• SUPPLIED ENTRIES:
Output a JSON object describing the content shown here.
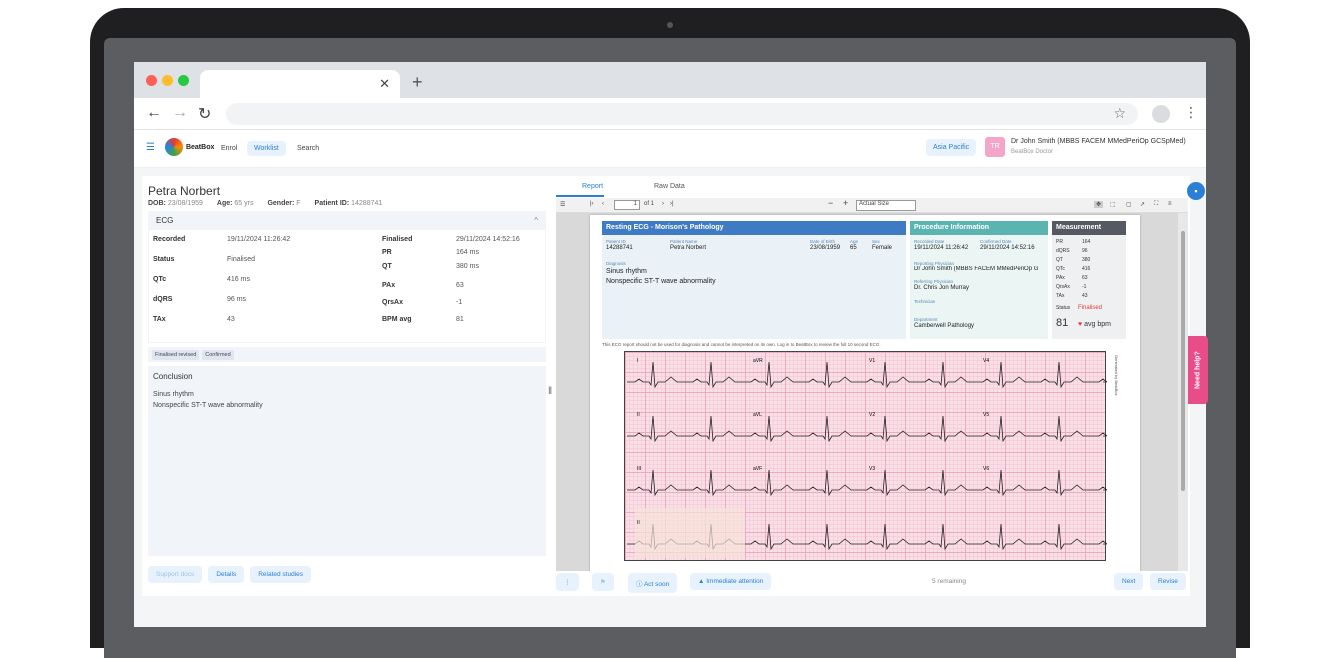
{
  "colors": {
    "accent": "#2b7fd4",
    "brand_pink": "#e84d8a",
    "report_blue": "#3f7bc4",
    "report_teal": "#5ab5b0",
    "report_dark": "#555a62"
  },
  "header": {
    "logo": "BeatBox",
    "nav": [
      "Enrol",
      "Worklist",
      "Search"
    ],
    "active_nav": "Worklist",
    "region": "Asia Pacific",
    "avatar_initials": "TR",
    "user_name": "Dr John Smith (MBBS FACEM MMedPeriOp GCSpMed)",
    "user_role": "BeatBox Doctor"
  },
  "patient": {
    "name": "Petra Norbert",
    "dob_label": "DOB:",
    "dob": "23/08/1959",
    "age_label": "Age:",
    "age": "65 yrs",
    "gender_label": "Gender:",
    "gender": "F",
    "id_label": "Patient ID:",
    "id": "14288741"
  },
  "ecg": {
    "section_title": "ECG",
    "left_fields": [
      {
        "k": "Recorded",
        "v": "19/11/2024 11:26:42"
      },
      {
        "k": "Status",
        "v": "Finalised"
      },
      {
        "k": "QTc",
        "v": "416 ms"
      },
      {
        "k": "dQRS",
        "v": "96 ms"
      },
      {
        "k": "TAx",
        "v": "43"
      }
    ],
    "right_fields": [
      {
        "k": "Finalised",
        "v": "29/11/2024 14:52:16"
      },
      {
        "k": "PR",
        "v": "164 ms"
      },
      {
        "k": "QT",
        "v": "380 ms"
      },
      {
        "k": "PAx",
        "v": "63"
      },
      {
        "k": "QrsAx",
        "v": "-1"
      },
      {
        "k": "BPM avg",
        "v": "81"
      }
    ],
    "badges": [
      "Finalised revised",
      "Confirmed"
    ]
  },
  "conclusion": {
    "title": "Conclusion",
    "lines": [
      "Sinus rhythm",
      "Nonspecific ST-T wave abnormality"
    ]
  },
  "left_footer": {
    "support_docs": "Support docs",
    "details": "Details",
    "related": "Related studies"
  },
  "right_tabs": {
    "report": "Report",
    "raw": "Raw Data"
  },
  "pdf_toolbar": {
    "page": "1",
    "of": "of 1",
    "zoom": "Actual Size"
  },
  "report": {
    "title": "Resting ECG - Morison's Pathology",
    "patient_id_label": "Patient ID",
    "patient_id": "14288741",
    "patient_name_label": "Patient Name",
    "patient_name": "Petra  Norbert",
    "dob_label": "Date of Birth",
    "dob": "23/08/1959",
    "age_label": "Age",
    "age": "65",
    "sex_label": "Sex",
    "sex": "Female",
    "diagnosis_label": "Diagnosis",
    "diagnosis": [
      "Sinus rhythm",
      "Nonspecific ST-T wave abnormality"
    ],
    "procedure_title": "Procedure Information",
    "recorded_label": "Recorded Date",
    "recorded": "19/11/2024 11:26:42",
    "confirmed_label": "Confirmed Date",
    "confirmed": "29/11/2024 14:52:16",
    "reporting_label": "Reporting Physician",
    "reporting": "Dr John Smith (MBBS FACEM MMedPeriOp G",
    "referring_label": "Referring Physician",
    "referring": "Dr. Chris Jon Murray",
    "technician_label": "Technician",
    "department_label": "Department",
    "department": "Camberwell Pathology",
    "measurement_title": "Measurement",
    "measurements": [
      {
        "k": "PR",
        "v": "164"
      },
      {
        "k": "dQRS",
        "v": "96"
      },
      {
        "k": "QT",
        "v": "380"
      },
      {
        "k": "QTc",
        "v": "416"
      },
      {
        "k": "PAx",
        "v": "63"
      },
      {
        "k": "QrsAx",
        "v": "-1"
      },
      {
        "k": "TAx",
        "v": "43"
      }
    ],
    "status_label": "Status",
    "status": "Finalised",
    "bpm": "81",
    "bpm_label": "avg bpm",
    "disclaimer": "This ECG report should not be used for diagnosis and cannot be interpreted on its own. Log in to BeatBox to review the full 10 second ECG.",
    "leads": [
      "I",
      "aVR",
      "V1",
      "V4",
      "II",
      "aVL",
      "V2",
      "V5",
      "III",
      "aVF",
      "V3",
      "V6",
      "II"
    ],
    "side_text": "Generated by BeatBox"
  },
  "right_footer": {
    "act_soon": "Act soon",
    "immediate": "Immediate attention",
    "remaining": "5 remaining",
    "next": "Next",
    "revise": "Revise"
  },
  "need_help": "Need help?"
}
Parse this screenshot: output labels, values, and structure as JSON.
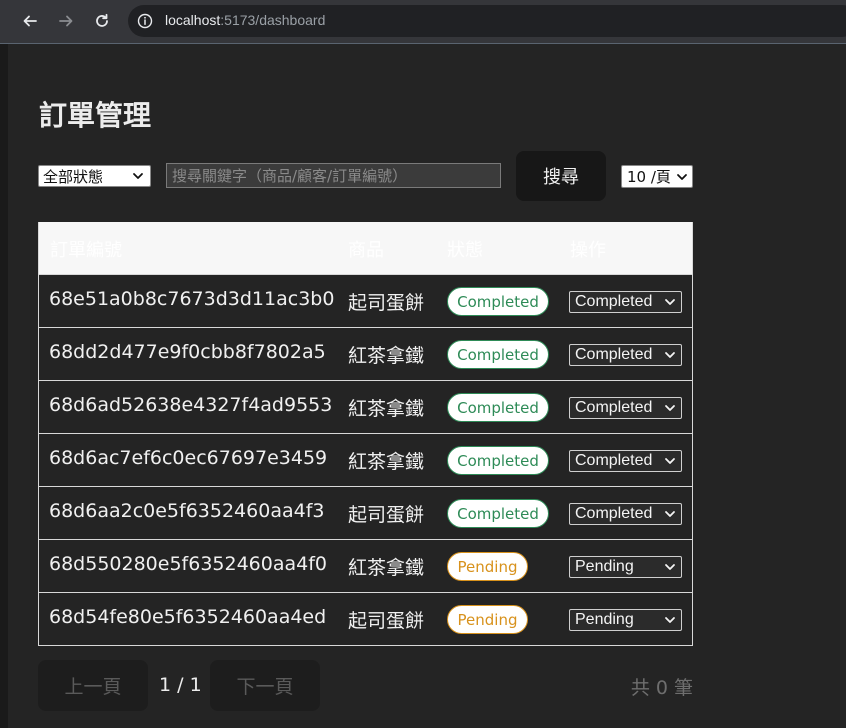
{
  "browser": {
    "url_host": "localhost",
    "url_rest": ":5173/dashboard"
  },
  "page": {
    "title": "訂單管理"
  },
  "filters": {
    "status_selected": "全部狀態",
    "search_placeholder": "搜尋關鍵字（商品/顧客/訂單編號）",
    "search_button": "搜尋",
    "page_size_selected": "10 /頁"
  },
  "table": {
    "headers": [
      "訂單編號",
      "商品",
      "狀態",
      "操作"
    ],
    "rows": [
      {
        "id": "68e51a0b8c7673d3d11ac3b0",
        "product": "起司蛋餅",
        "status": "Completed",
        "action": "Completed"
      },
      {
        "id": "68dd2d477e9f0cbb8f7802a5",
        "product": "紅茶拿鐵",
        "status": "Completed",
        "action": "Completed"
      },
      {
        "id": "68d6ad52638e4327f4ad9553",
        "product": "紅茶拿鐵",
        "status": "Completed",
        "action": "Completed"
      },
      {
        "id": "68d6ac7ef6c0ec67697e3459",
        "product": "紅茶拿鐵",
        "status": "Completed",
        "action": "Completed"
      },
      {
        "id": "68d6aa2c0e5f6352460aa4f3",
        "product": "起司蛋餅",
        "status": "Completed",
        "action": "Completed"
      },
      {
        "id": "68d550280e5f6352460aa4f0",
        "product": "紅茶拿鐵",
        "status": "Pending",
        "action": "Pending"
      },
      {
        "id": "68d54fe80e5f6352460aa4ed",
        "product": "起司蛋餅",
        "status": "Pending",
        "action": "Pending"
      }
    ]
  },
  "pagination": {
    "prev_label": "上一頁",
    "page_info": "1 / 1",
    "next_label": "下一頁",
    "total": "共 0 筆"
  },
  "colors": {
    "completed": "#2e8b57",
    "pending": "#d8921c"
  }
}
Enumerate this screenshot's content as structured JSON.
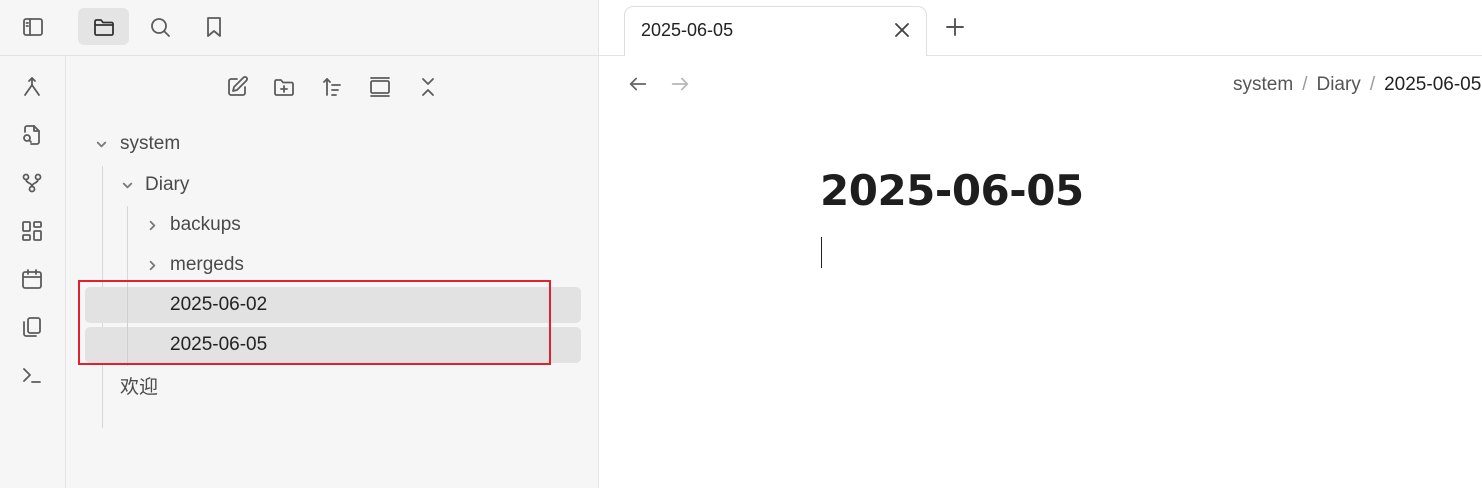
{
  "app": {
    "top_icons": [
      "sidebar-toggle-icon",
      "folder-icon",
      "search-icon",
      "bookmark-icon"
    ]
  },
  "ribbon": {
    "icons": [
      "merge-icon",
      "file-search-icon",
      "graph-icon",
      "dashboard-icon",
      "calendar-icon",
      "copy-icon",
      "terminal-icon"
    ]
  },
  "explorer": {
    "toolbar_icons": [
      "new-note-icon",
      "new-folder-icon",
      "sort-icon",
      "collapse-view-icon",
      "collapse-all-icon"
    ],
    "tree": {
      "system": "system",
      "diary": "Diary",
      "backups": "backups",
      "mergeds": "mergeds",
      "file1": "2025-06-02",
      "file2": "2025-06-05",
      "welcome": "欢迎"
    }
  },
  "tabs": {
    "active_title": "2025-06-05"
  },
  "breadcrumb": {
    "part1": "system",
    "part2": "Diary",
    "current": "2025-06-05",
    "separator": "/"
  },
  "document": {
    "title": "2025-06-05"
  },
  "colors": {
    "highlight": "#e0212e",
    "sidebar_bg": "#f6f6f6",
    "selected_bg": "#e2e2e2"
  }
}
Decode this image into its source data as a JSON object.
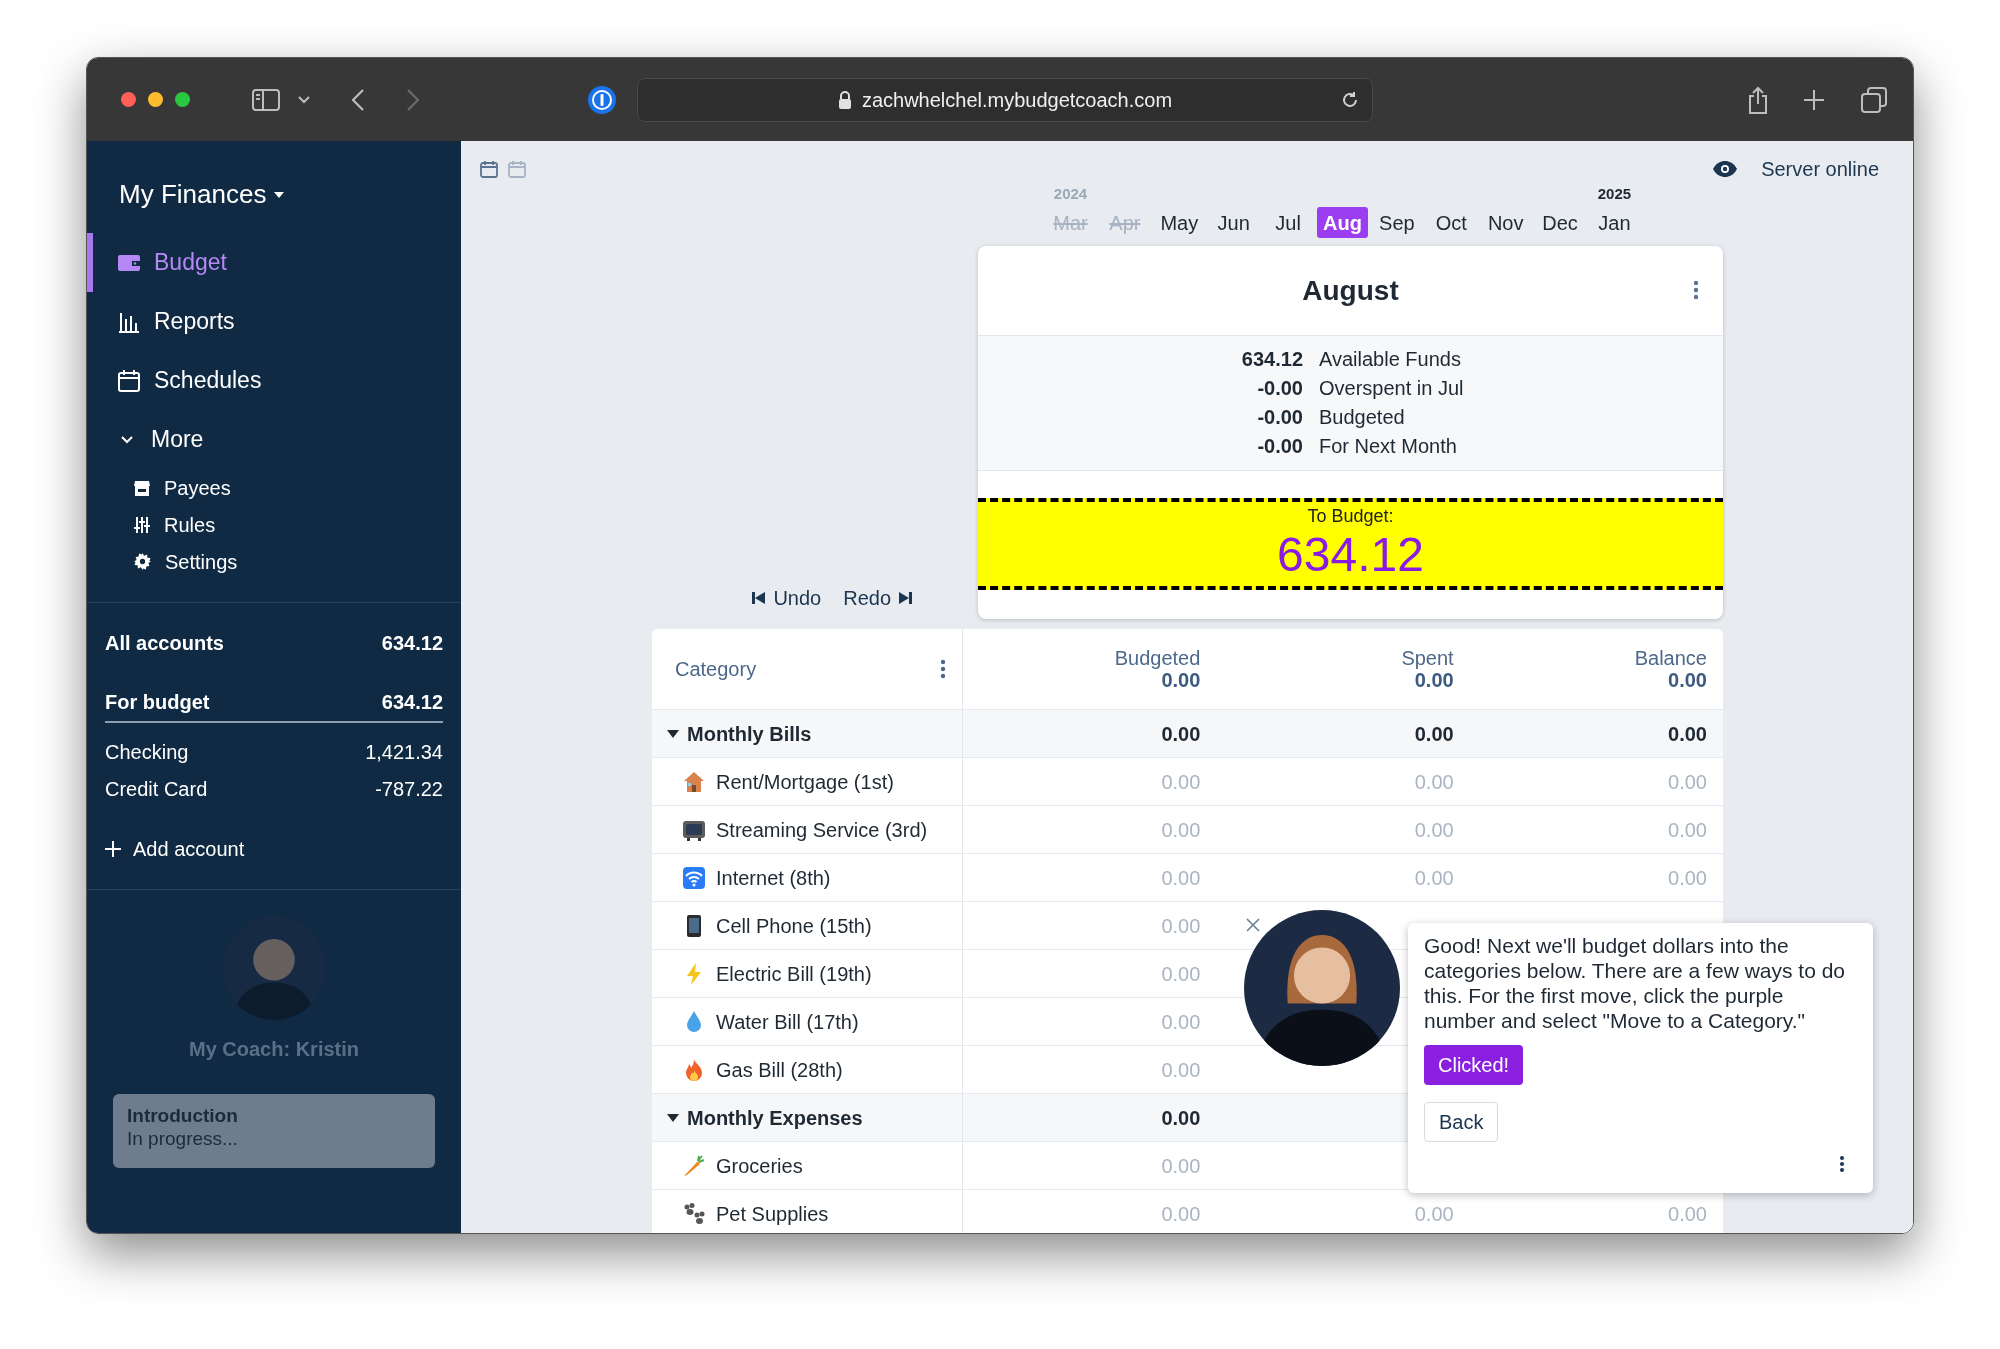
{
  "browser": {
    "url": "zachwhelchel.mybudgetcoach.com"
  },
  "sidebar": {
    "title": "My Finances",
    "nav": [
      {
        "label": "Budget",
        "selected": true
      },
      {
        "label": "Reports",
        "selected": false
      },
      {
        "label": "Schedules",
        "selected": false
      }
    ],
    "more": {
      "label": "More",
      "expanded": true,
      "items": [
        {
          "label": "Payees"
        },
        {
          "label": "Rules"
        },
        {
          "label": "Settings"
        }
      ]
    },
    "account_totals": [
      {
        "label": "All accounts",
        "amount": "634.12"
      },
      {
        "label": "For budget",
        "amount": "634.12"
      }
    ],
    "accounts": [
      {
        "name": "Checking",
        "balance": "1,421.34"
      },
      {
        "name": "Credit Card",
        "balance": "-787.22"
      }
    ],
    "add_account": "Add account",
    "coach": "My Coach: Kristin",
    "progress": {
      "title": "Introduction",
      "status": "In progress..."
    }
  },
  "status": "Server online",
  "months": [
    {
      "label": "Mar",
      "year": "2024",
      "past": true,
      "selected": false
    },
    {
      "label": "Apr",
      "past": true,
      "selected": false
    },
    {
      "label": "May",
      "past": false,
      "selected": false
    },
    {
      "label": "Jun",
      "past": false,
      "selected": false
    },
    {
      "label": "Jul",
      "past": false,
      "selected": false
    },
    {
      "label": "Aug",
      "past": false,
      "selected": true
    },
    {
      "label": "Sep",
      "past": false,
      "selected": false
    },
    {
      "label": "Oct",
      "past": false,
      "selected": false
    },
    {
      "label": "Nov",
      "past": false,
      "selected": false
    },
    {
      "label": "Dec",
      "past": false,
      "selected": false
    },
    {
      "label": "Jan",
      "year": "2025",
      "past": false,
      "selected": false
    }
  ],
  "month_summary": {
    "title": "August",
    "lines": [
      {
        "amount": "634.12",
        "label": "Available Funds"
      },
      {
        "amount": "-0.00",
        "label": "Overspent in Jul"
      },
      {
        "amount": "-0.00",
        "label": "Budgeted"
      },
      {
        "amount": "-0.00",
        "label": "For Next Month"
      }
    ],
    "to_budget": {
      "label": "To Budget:",
      "amount": "634.12"
    }
  },
  "history": {
    "undo": "Undo",
    "redo": "Redo"
  },
  "table": {
    "columns": [
      {
        "label": "Category"
      },
      {
        "label": "Budgeted",
        "total": "0.00"
      },
      {
        "label": "Spent",
        "total": "0.00"
      },
      {
        "label": "Balance",
        "total": "0.00"
      }
    ],
    "groups": [
      {
        "name": "Monthly Bills",
        "expanded": true,
        "budgeted": "0.00",
        "spent": "0.00",
        "balance": "0.00",
        "children": [
          {
            "name": "Rent/Mortgage (1st)",
            "budgeted": "0.00",
            "spent": "0.00",
            "balance": "0.00"
          },
          {
            "name": "Streaming Service (3rd)",
            "budgeted": "0.00",
            "spent": "0.00",
            "balance": "0.00"
          },
          {
            "name": "Internet (8th)",
            "budgeted": "0.00",
            "spent": "0.00",
            "balance": "0.00"
          },
          {
            "name": "Cell Phone (15th)",
            "budgeted": "0.00"
          },
          {
            "name": "Electric Bill (19th)",
            "budgeted": "0.00"
          },
          {
            "name": "Water Bill (17th)",
            "budgeted": "0.00"
          },
          {
            "name": "Gas Bill (28th)",
            "budgeted": "0.00"
          }
        ]
      },
      {
        "name": "Monthly Expenses",
        "expanded": true,
        "budgeted": "0.00",
        "children": [
          {
            "name": "Groceries",
            "budgeted": "0.00"
          },
          {
            "name": "Pet Supplies",
            "budgeted": "0.00",
            "spent": "0.00",
            "balance": "0.00"
          }
        ]
      }
    ]
  },
  "tutorial": {
    "message": "Good! Next we'll budget dollars into the categories below. There are a few ways to do this. For the first move, click the purple number and select \"Move to a Category.\"",
    "buttons": [
      {
        "label": "Clicked!",
        "kind": "primary"
      },
      {
        "label": "Back",
        "kind": "secondary"
      }
    ]
  }
}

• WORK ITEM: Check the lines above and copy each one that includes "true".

• SOLUTION TO THIS EXERCISE:
        "selected": true
      "expanded": true,
      "past": true,
      "past": true,
      "selected": true
        "expanded": true,
        "expanded": true,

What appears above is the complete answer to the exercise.